#### TASK MATERIAL ####
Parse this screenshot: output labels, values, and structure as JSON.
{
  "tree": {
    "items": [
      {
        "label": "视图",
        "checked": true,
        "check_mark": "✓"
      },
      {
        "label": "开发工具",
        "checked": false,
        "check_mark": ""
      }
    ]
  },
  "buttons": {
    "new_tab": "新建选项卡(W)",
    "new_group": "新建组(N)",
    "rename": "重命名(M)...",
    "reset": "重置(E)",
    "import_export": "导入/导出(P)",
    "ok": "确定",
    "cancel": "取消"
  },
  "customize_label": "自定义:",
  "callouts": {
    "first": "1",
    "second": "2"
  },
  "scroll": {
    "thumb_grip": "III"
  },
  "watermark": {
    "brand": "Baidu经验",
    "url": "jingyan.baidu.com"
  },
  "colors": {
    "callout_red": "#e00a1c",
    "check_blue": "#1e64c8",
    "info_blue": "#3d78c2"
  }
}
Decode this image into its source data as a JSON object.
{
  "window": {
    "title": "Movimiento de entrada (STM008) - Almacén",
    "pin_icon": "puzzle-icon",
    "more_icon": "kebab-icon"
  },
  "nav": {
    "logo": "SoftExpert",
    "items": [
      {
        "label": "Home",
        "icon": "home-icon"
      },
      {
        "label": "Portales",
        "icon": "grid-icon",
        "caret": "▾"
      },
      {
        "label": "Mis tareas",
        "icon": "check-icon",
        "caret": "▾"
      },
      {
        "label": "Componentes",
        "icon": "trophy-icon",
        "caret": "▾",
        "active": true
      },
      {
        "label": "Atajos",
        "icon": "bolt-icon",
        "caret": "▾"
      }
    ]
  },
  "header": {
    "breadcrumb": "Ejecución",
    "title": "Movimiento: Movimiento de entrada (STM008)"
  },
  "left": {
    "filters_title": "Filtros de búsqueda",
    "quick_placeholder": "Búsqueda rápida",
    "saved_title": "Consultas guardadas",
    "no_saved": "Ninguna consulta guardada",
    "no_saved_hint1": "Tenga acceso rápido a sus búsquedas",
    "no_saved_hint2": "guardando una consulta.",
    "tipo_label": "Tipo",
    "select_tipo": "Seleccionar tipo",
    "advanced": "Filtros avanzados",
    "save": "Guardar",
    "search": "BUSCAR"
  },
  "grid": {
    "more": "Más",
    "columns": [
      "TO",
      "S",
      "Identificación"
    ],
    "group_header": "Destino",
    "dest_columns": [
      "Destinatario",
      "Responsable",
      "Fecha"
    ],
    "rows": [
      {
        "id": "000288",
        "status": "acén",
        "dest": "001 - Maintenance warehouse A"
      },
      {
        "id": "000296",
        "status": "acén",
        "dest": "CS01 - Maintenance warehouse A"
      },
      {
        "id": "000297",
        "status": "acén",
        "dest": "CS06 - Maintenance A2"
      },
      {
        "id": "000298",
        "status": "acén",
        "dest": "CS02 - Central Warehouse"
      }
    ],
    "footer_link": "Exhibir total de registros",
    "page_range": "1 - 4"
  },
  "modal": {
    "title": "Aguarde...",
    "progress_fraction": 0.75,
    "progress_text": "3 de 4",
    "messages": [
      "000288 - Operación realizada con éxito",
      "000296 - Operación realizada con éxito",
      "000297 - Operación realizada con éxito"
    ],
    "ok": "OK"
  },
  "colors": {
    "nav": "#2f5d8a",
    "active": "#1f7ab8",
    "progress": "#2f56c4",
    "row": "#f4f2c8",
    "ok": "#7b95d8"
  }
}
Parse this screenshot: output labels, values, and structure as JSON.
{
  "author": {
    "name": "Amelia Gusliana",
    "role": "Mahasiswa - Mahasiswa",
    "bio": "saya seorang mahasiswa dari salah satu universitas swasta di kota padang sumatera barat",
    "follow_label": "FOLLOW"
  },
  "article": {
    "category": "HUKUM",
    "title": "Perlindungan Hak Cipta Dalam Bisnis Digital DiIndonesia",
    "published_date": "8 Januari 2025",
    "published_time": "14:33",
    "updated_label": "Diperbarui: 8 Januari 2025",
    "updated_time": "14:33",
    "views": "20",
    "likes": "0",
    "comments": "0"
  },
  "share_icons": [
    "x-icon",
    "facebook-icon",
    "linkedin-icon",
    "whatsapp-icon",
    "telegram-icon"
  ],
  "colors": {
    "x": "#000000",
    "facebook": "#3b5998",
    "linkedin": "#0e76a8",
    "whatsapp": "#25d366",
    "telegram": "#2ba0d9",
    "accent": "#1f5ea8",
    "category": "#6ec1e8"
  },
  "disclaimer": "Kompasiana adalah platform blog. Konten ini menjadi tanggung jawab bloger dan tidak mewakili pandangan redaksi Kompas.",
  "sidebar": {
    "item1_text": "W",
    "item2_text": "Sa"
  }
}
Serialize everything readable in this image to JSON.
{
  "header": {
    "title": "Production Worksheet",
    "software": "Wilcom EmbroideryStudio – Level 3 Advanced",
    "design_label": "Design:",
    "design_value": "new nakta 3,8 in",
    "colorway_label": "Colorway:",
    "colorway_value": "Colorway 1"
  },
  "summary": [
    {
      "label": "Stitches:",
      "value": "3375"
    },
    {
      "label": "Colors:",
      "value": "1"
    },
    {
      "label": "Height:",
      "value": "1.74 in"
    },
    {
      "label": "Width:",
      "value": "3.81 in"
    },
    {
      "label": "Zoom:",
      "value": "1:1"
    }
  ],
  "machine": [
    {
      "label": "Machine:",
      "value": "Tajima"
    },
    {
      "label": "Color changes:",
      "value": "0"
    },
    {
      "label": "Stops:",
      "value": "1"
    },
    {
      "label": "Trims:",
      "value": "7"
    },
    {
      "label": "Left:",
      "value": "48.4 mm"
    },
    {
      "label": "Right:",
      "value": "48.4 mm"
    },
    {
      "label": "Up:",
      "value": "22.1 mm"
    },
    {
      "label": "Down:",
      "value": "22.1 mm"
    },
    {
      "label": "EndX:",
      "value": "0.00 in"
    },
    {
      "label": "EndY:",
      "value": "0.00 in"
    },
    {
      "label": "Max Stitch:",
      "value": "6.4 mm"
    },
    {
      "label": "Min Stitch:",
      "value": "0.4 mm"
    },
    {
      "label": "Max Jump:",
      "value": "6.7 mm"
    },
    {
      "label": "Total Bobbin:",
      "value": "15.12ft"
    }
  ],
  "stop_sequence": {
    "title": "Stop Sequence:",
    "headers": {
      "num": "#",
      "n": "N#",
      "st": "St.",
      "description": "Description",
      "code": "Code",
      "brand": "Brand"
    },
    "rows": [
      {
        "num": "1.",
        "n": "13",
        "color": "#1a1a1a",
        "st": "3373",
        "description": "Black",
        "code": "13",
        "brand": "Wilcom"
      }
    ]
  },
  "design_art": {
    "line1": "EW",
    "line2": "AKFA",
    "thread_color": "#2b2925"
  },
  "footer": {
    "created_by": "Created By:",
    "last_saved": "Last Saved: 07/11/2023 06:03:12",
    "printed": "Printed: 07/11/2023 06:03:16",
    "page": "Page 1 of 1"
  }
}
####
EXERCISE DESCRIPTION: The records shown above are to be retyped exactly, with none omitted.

RESPONSE AREA:
Parse this screenshot: output labels, values, and structure as JSON.
{
  "tree": {
    "items": [
      {
        "label": "视图",
        "checked": true,
        "check_mark": "✓"
      },
      {
        "label": "开发工具",
        "checked": false,
        "check_mark": ""
      }
    ]
  },
  "buttons": {
    "new_tab": "新建选项卡(W)",
    "new_group": "新建组(N)",
    "rename": "重命名(M)...",
    "reset": "重置(E)",
    "import_export": "导入/导出(P)",
    "ok": "确定",
    "cancel": "取消"
  },
  "customize_label": "自定义:",
  "callouts": {
    "first": "1",
    "second": "2"
  },
  "scroll": {
    "thumb_grip": "III"
  },
  "watermark": {
    "brand": "Baidu经验",
    "url": "jingyan.baidu.com"
  },
  "colors": {
    "callout_red": "#e00a1c",
    "check_blue": "#1e64c8",
    "info_blue": "#3d78c2"
  }
}
Decode this image into its source data as a JSON object.
{
  "window": {
    "title": "Movimiento de entrada (STM008) - Almacén",
    "pin_icon": "puzzle-icon",
    "more_icon": "kebab-icon"
  },
  "nav": {
    "logo": "SoftExpert",
    "items": [
      {
        "label": "Home",
        "icon": "home-icon"
      },
      {
        "label": "Portales",
        "icon": "grid-icon",
        "caret": "▾"
      },
      {
        "label": "Mis tareas",
        "icon": "check-icon",
        "caret": "▾"
      },
      {
        "label": "Componentes",
        "icon": "trophy-icon",
        "caret": "▾",
        "active": true
      },
      {
        "label": "Atajos",
        "icon": "bolt-icon",
        "caret": "▾"
      }
    ]
  },
  "header": {
    "breadcrumb": "Ejecución",
    "title": "Movimiento: Movimiento de entrada (STM008)"
  },
  "left": {
    "filters_title": "Filtros de búsqueda",
    "quick_placeholder": "Búsqueda rápida",
    "saved_title": "Consultas guardadas",
    "no_saved": "Ninguna consulta guardada",
    "no_saved_hint1": "Tenga acceso rápido a sus búsquedas",
    "no_saved_hint2": "guardando una consulta.",
    "tipo_label": "Tipo",
    "select_tipo": "Seleccionar tipo",
    "advanced": "Filtros avanzados",
    "save": "Guardar",
    "search": "BUSCAR"
  },
  "grid": {
    "more": "Más",
    "columns": [
      "TO",
      "S",
      "Identificación"
    ],
    "group_header": "Destino",
    "dest_columns": [
      "Destinatario",
      "Responsable",
      "Fecha"
    ],
    "rows": [
      {
        "id": "000288",
        "status": "acén",
        "dest": "001 - Maintenance warehouse A"
      },
      {
        "id": "000296",
        "status": "acén",
        "dest": "CS01 - Maintenance warehouse A"
      },
      {
        "id": "000297",
        "status": "acén",
        "dest": "CS06 - Maintenance A2"
      },
      {
        "id": "000298",
        "status": "acén",
        "dest": "CS02 - Central Warehouse"
      }
    ],
    "footer_link": "Exhibir total de registros",
    "page_range": "1 - 4"
  },
  "modal": {
    "title": "Aguarde...",
    "progress_fraction": 0.75,
    "progress_text": "3 de 4",
    "messages": [
      "000288 - Operación realizada con éxito",
      "000296 - Operación realizada con éxito",
      "000297 - Operación realizada con éxito"
    ],
    "ok": "OK"
  },
  "colors": {
    "nav": "#2f5d8a",
    "active": "#1f7ab8",
    "progress": "#2f56c4",
    "row": "#f4f2c8",
    "ok": "#7b95d8"
  }
}
Parse this screenshot: output labels, values, and structure as JSON.
{
  "author": {
    "name": "Amelia Gusliana",
    "role": "Mahasiswa - Mahasiswa",
    "bio": "saya seorang mahasiswa dari salah satu universitas swasta di kota padang sumatera barat",
    "follow_label": "FOLLOW"
  },
  "article": {
    "category": "HUKUM",
    "title": "Perlindungan Hak Cipta Dalam Bisnis Digital DiIndonesia",
    "published_date": "8 Januari 2025",
    "published_time": "14:33",
    "updated_label": "Diperbarui: 8 Januari 2025",
    "updated_time": "14:33",
    "views": "20",
    "likes": "0",
    "comments": "0"
  },
  "share_icons": [
    "x-icon",
    "facebook-icon",
    "linkedin-icon",
    "whatsapp-icon",
    "telegram-icon"
  ],
  "colors": {
    "x": "#000000",
    "facebook": "#3b5998",
    "linkedin": "#0e76a8",
    "whatsapp": "#25d366",
    "telegram": "#2ba0d9",
    "accent": "#1f5ea8",
    "category": "#6ec1e8"
  },
  "disclaimer": "Kompasiana adalah platform blog. Konten ini menjadi tanggung jawab bloger dan tidak mewakili pandangan redaksi Kompas.",
  "sidebar": {
    "item1_text": "W",
    "item2_text": "Sa"
  }
}
Serialize everything readable in this image to JSON.
{
  "header": {
    "title": "Production Worksheet",
    "software": "Wilcom EmbroideryStudio – Level 3 Advanced",
    "design_label": "Design:",
    "design_value": "new nakta 3,8 in",
    "colorway_label": "Colorway:",
    "colorway_value": "Colorway 1"
  },
  "summary": [
    {
      "label": "Stitches:",
      "value": "3375"
    },
    {
      "label": "Colors:",
      "value": "1"
    },
    {
      "label": "Height:",
      "value": "1.74 in"
    },
    {
      "label": "Width:",
      "value": "3.81 in"
    },
    {
      "label": "Zoom:",
      "value": "1:1"
    }
  ],
  "machine": [
    {
      "label": "Machine:",
      "value": "Tajima"
    },
    {
      "label": "Color changes:",
      "value": "0"
    },
    {
      "label": "Stops:",
      "value": "1"
    },
    {
      "label": "Trims:",
      "value": "7"
    },
    {
      "label": "Left:",
      "value": "48.4 mm"
    },
    {
      "label": "Right:",
      "value": "48.4 mm"
    },
    {
      "label": "Up:",
      "value": "22.1 mm"
    },
    {
      "label": "Down:",
      "value": "22.1 mm"
    },
    {
      "label": "EndX:",
      "value": "0.00 in"
    },
    {
      "label": "EndY:",
      "value": "0.00 in"
    },
    {
      "label": "Max Stitch:",
      "value": "6.4 mm"
    },
    {
      "label": "Min Stitch:",
      "value": "0.4 mm"
    },
    {
      "label": "Max Jump:",
      "value": "6.7 mm"
    },
    {
      "label": "Total Bobbin:",
      "value": "15.12ft"
    }
  ],
  "stop_sequence": {
    "title": "Stop Sequence:",
    "headers": {
      "num": "#",
      "n": "N#",
      "st": "St.",
      "description": "Description",
      "code": "Code",
      "brand": "Brand"
    },
    "rows": [
      {
        "num": "1.",
        "n": "13",
        "color": "#1a1a1a",
        "st": "3373",
        "description": "Black",
        "code": "13",
        "brand": "Wilcom"
      }
    ]
  },
  "design_art": {
    "line1": "EW",
    "line2": "AKFA",
    "thread_color": "#2b2925"
  },
  "footer": {
    "created_by": "Created By:",
    "last_saved": "Last Saved: 07/11/2023 06:03:12",
    "printed": "Printed: 07/11/2023 06:03:16",
    "page": "Page 1 of 1"
  }
}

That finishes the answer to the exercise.